All posts tagged: Glasgows

‘Yes, this is real’: LA recreates Glasgow’s Willy Wonka disaster – sad Oompa Loompa included | Los Angeles

‘Yes, this is real’: LA recreates Glasgow’s Willy Wonka disaster – sad Oompa Loompa included | Los Angeles

[ad_1] She was the sad Oompa Loompa seen around the world. Inside a bleak warehouse in Glasgow, a supposed celebration of Wonka’s delectable world of chocolate left children crying and parents calling the police. Attendees paid £35 to visit a bleak warehouse with a handful of props and posters; inside, they were treated to two jellybeans each and a few poorly costumed actors. Images of the event went extremely viral, making international news and inspiring a horror film and an hour-long documentary. Two months later, I found myself walking toward another grim-looking warehouse, this time in downtown Los Angeles. I was here for Willy’s Chocolate Experience LA, a tribute to the Glasgow disaster promising live entertainment, a red carpet-style photo op and a rare chance to meet the celebrity Oompa Loompa herself. An early description of the LA event, which had no official links with the Glasgow event, touted “an immersive journey” into a whimsical world featuring the Oompa Loompa, Kirsty Paterson, “maybe” in conversation with the comedian Nathan Fielder. Also included would be performances …

Wet weather but a warm welcome at Glasgow’s Refuweegee – a photo-essay | Charities

Wet weather but a warm welcome at Glasgow’s Refuweegee – a photo-essay | Charities

[ad_1] Refuweegee is a play on the words “refugee” and “weegie”, affectionate slang for a Glaswegian. The charity was founded in December 2015 by Selina Hales, a Glasgow native who wanted to welcome displaced people in the city after seeing news coverage of Syrians escaping war and persecution and crossing into Europe. Glasgow has the largest refugee population in the UK outside London. The scale and reach of charities such as Refuweegee have rapidly grown over the last few years, in part due to the rising numbers of asylum seekers but also because of the generosity and involvement of the local community. The charity has expanded to a network of more than 200 volunteers across Glasgow. Among other services, Refuweegee provides welcome packs to people newly arrived in the city. It has supplied more than 10,000 packs, which include essentials for Glasgow such as umbrellas and gloves as well as Scottish treats such as Irn-Bru and Tunnock’s tea cakes. It also makes up little backpacks for children that include books, games and toys. I wanted …

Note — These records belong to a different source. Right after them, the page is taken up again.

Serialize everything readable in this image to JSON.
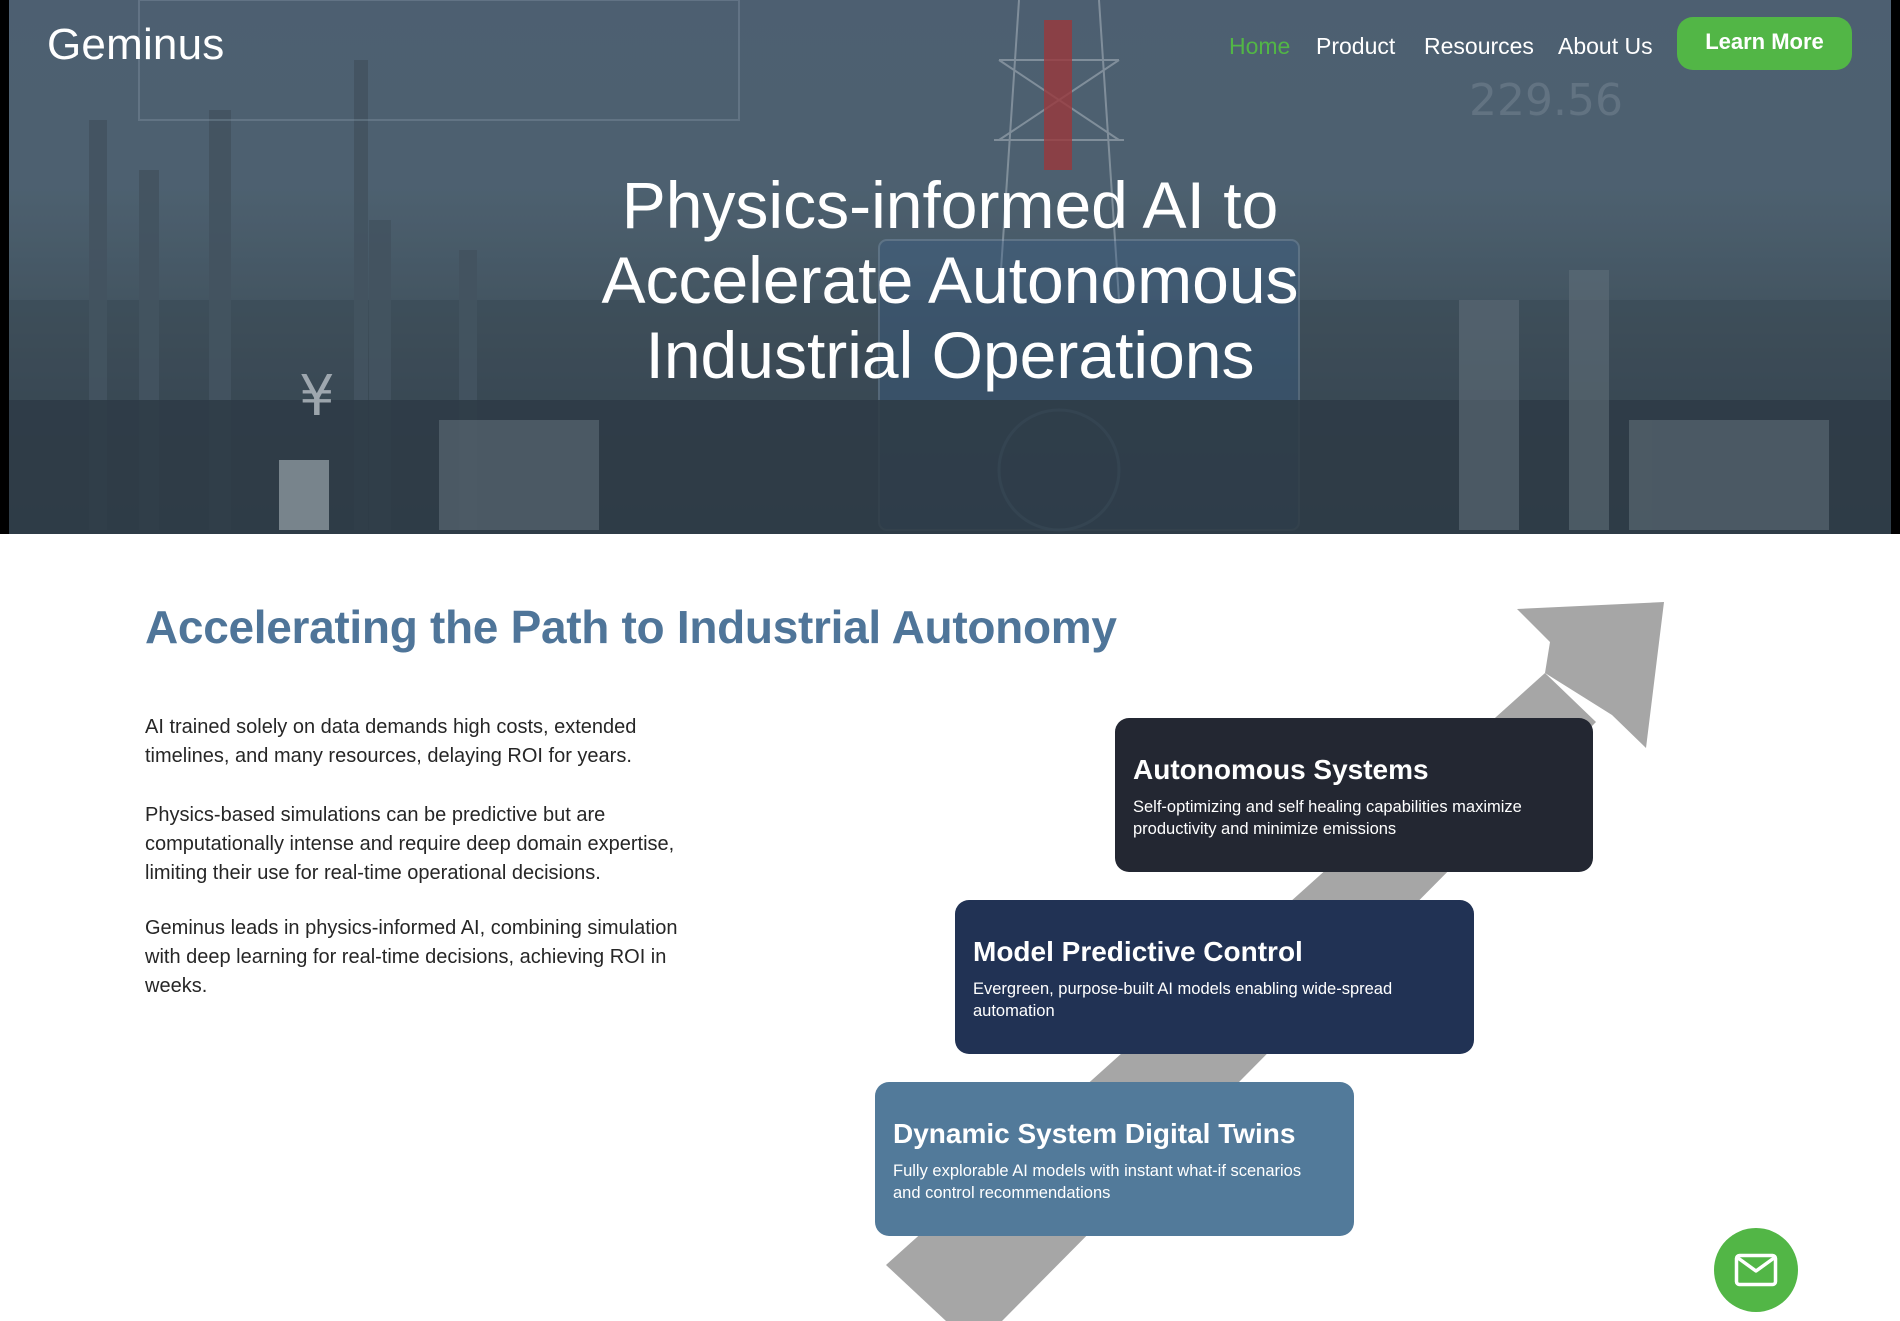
{
  "header": {
    "logo": "Geminus",
    "nav": [
      {
        "label": "Home",
        "active": true
      },
      {
        "label": "Product",
        "active": false
      },
      {
        "label": "Resources",
        "active": false
      },
      {
        "label": "About Us",
        "active": false
      }
    ],
    "cta_label": "Learn More"
  },
  "hero": {
    "title_lines": [
      "Physics-informed AI to",
      "Accelerate Autonomous",
      "Industrial Operations"
    ],
    "background_readout": "229.56"
  },
  "section": {
    "title": "Accelerating the Path to Industrial Autonomy",
    "paragraphs": [
      "AI trained solely on data demands high costs, extended timelines, and many resources, delaying ROI for years.",
      "Physics-based simulations can be predictive but are computationally intense and require deep domain expertise, limiting their use for real-time operational decisions.",
      "Geminus leads in physics-informed AI, combining simulation with deep learning for real-time decisions, achieving ROI in weeks."
    ],
    "cards": [
      {
        "title": "Autonomous Systems",
        "description": "Self-optimizing and self healing capabilities maximize productivity and minimize emissions"
      },
      {
        "title": "Model Predictive Control",
        "description": "Evergreen, purpose-built AI models enabling wide-spread automation"
      },
      {
        "title": "Dynamic System Digital Twins",
        "description": "Fully explorable AI models with instant what-if scenarios and control recommendations"
      }
    ]
  },
  "contact": {
    "icon": "mail-icon"
  },
  "colors": {
    "accent_green": "#52b646",
    "heading_blue": "#4f7599",
    "card_dark": "#232732",
    "card_navy": "#213254",
    "card_steel": "#527a9a",
    "arrow_gray": "#a6a6a6"
  }
}
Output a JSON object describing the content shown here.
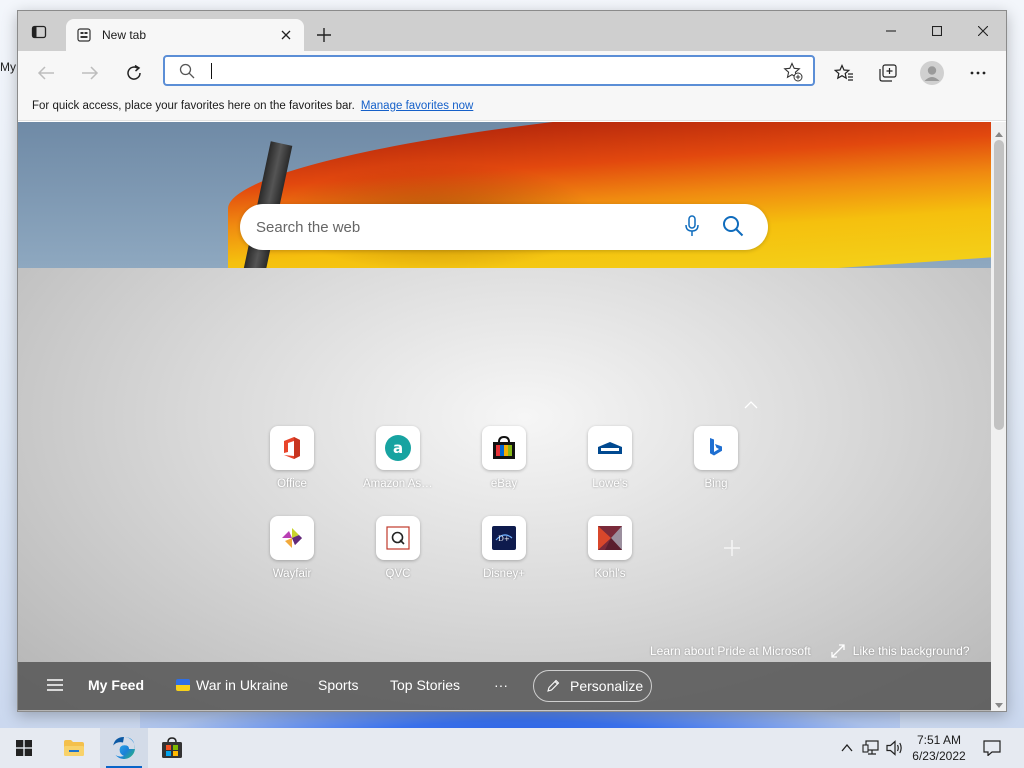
{
  "desktop": {
    "label": "My"
  },
  "browser": {
    "tab": {
      "title": "New tab"
    },
    "address": {
      "value": "",
      "placeholder": ""
    },
    "favorites_bar": {
      "message": "For quick access, place your favorites here on the favorites bar.",
      "link": "Manage favorites now"
    }
  },
  "newtab": {
    "search_placeholder": "Search the web",
    "tiles": [
      {
        "label": "Office",
        "icon": "office-icon"
      },
      {
        "label": "Amazon Assi...",
        "icon": "amazon-icon"
      },
      {
        "label": "eBay",
        "icon": "ebay-icon"
      },
      {
        "label": "Lowe's",
        "icon": "lowes-icon"
      },
      {
        "label": "Bing",
        "icon": "bing-icon"
      },
      {
        "label": "Wayfair",
        "icon": "wayfair-icon"
      },
      {
        "label": "QVC",
        "icon": "qvc-icon"
      },
      {
        "label": "Disney+",
        "icon": "disney-icon"
      },
      {
        "label": "Kohl's",
        "icon": "kohls-icon"
      }
    ],
    "pride_link": "Learn about Pride at Microsoft",
    "like_bg": "Like this background?",
    "feed": {
      "my_feed": "My Feed",
      "war": "War in Ukraine",
      "sports": "Sports",
      "top_stories": "Top Stories",
      "more": "···",
      "personalize": "Personalize"
    }
  },
  "taskbar": {
    "time": "7:51 AM",
    "date": "6/23/2022"
  },
  "colors": {
    "accent": "#0a64c8",
    "address_border": "#5b8ed6",
    "link": "#1560c9"
  }
}
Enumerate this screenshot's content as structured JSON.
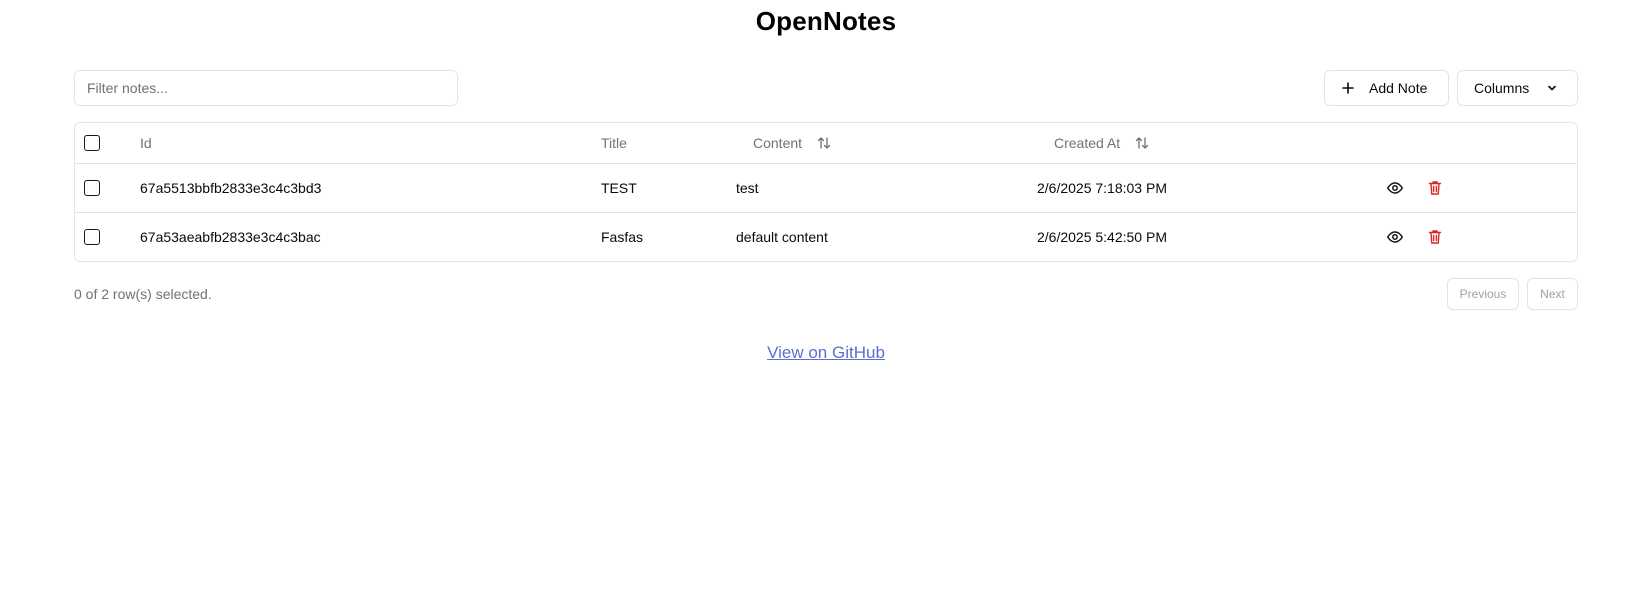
{
  "app": {
    "title": "OpenNotes"
  },
  "toolbar": {
    "filter_placeholder": "Filter notes...",
    "filter_value": "",
    "add_note_label": "Add Note",
    "columns_label": "Columns"
  },
  "table": {
    "headers": {
      "id": "Id",
      "title": "Title",
      "content": "Content",
      "created_at": "Created At"
    },
    "rows": [
      {
        "id": "67a5513bbfb2833e3c4c3bd3",
        "title": "TEST",
        "content": "test",
        "created_at": "2/6/2025 7:18:03 PM",
        "selected": false
      },
      {
        "id": "67a53aeabfb2833e3c4c3bac",
        "title": "Fasfas",
        "content": "default content",
        "created_at": "2/6/2025 5:42:50 PM",
        "selected": false
      }
    ]
  },
  "footer": {
    "selection_status": "0 of 2 row(s) selected.",
    "previous_label": "Previous",
    "next_label": "Next",
    "github_link": "View on GitHub"
  },
  "icons": {
    "add": "plus-icon",
    "columns": "chevron-down-icon",
    "sort": "arrow-up-down-icon",
    "view": "eye-icon",
    "delete": "trash-icon"
  },
  "colors": {
    "delete_icon": "#dc2626",
    "link": "#5b6fcf",
    "muted_text": "#71717a",
    "border": "#e4e4e7"
  }
}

‘The privatisation of our local park’: calls to save Glasgow’s ‘second Hampden’ for the public | Glasgow

‘The privatisation of our local park’: calls to save Glasgow’s ‘second Hampden’ for the public | Glasgow

[ad_1] In Mount Florida, a south Glasgow neighbourhood, Scotland’s national football stadium, Hampden Park, looms large. But just half a mile north are the relics of another, with terraces and crush barriers surrounding a pitch that was once the heart of a 50,000-seat stadium known as “the second Hampden”. At one time home to local teams Queen’s Park and Third Lanark – as well as hosting Scottish Cup finals in the late 19th century – the pitch is now part of Cathkin Park, a council-maintained public space enjoyed by local families, community football teams and urban wildlife alike. Leased since 2022 by the Jimmy Johnstone Academy, a charity set up in memory of the late Celtic player, it is also the home ground of two youth teams. But a new barrier erected by the academy around the pitch is meeting opposition, with one local man attempting to challenge the city council in court over the legality of the fence, in a case believed to be one of the first of its kind in Scotland. Greg …

Nae Expectations: Andy Arnold on a gallus Dickens, Glasgow’s Tron and ‘catastrophic’ arts cuts | Theatre

[ad_1] Andy Arnold is a director with staying power. Nae Expectations, which has just opened at Glasgow’s Tron theatre, is his swansong production after nearly 16 years with the company. Prior to that, he spent 18 years at the Arches, the multi-arts venue he founded in the catacombs beneath the city’s Central station, creating a seedbed for a generation of theatremakers, artists and DJs. If in neither case did he overstay his welcome, it is because of the quality that defines him: his relentless championing of young artists. He has remained a vital part of Glasgow’s cultural life because of the company he keeps. Take two of the Tron’s biggest hits of recent years. Before it won an Olivier award, Pride and Prejudice* (*sort of) was a breezy summer hit at the 230-seat theatre. Arnold had programmed the irreverent Austen adaptation after effectively handing over the reins to the company led by playwright-actor Isobel McArthur and director Paul Brotherston. The company’s name? Blood of the Young – the clue was in the title. “We wouldn’t …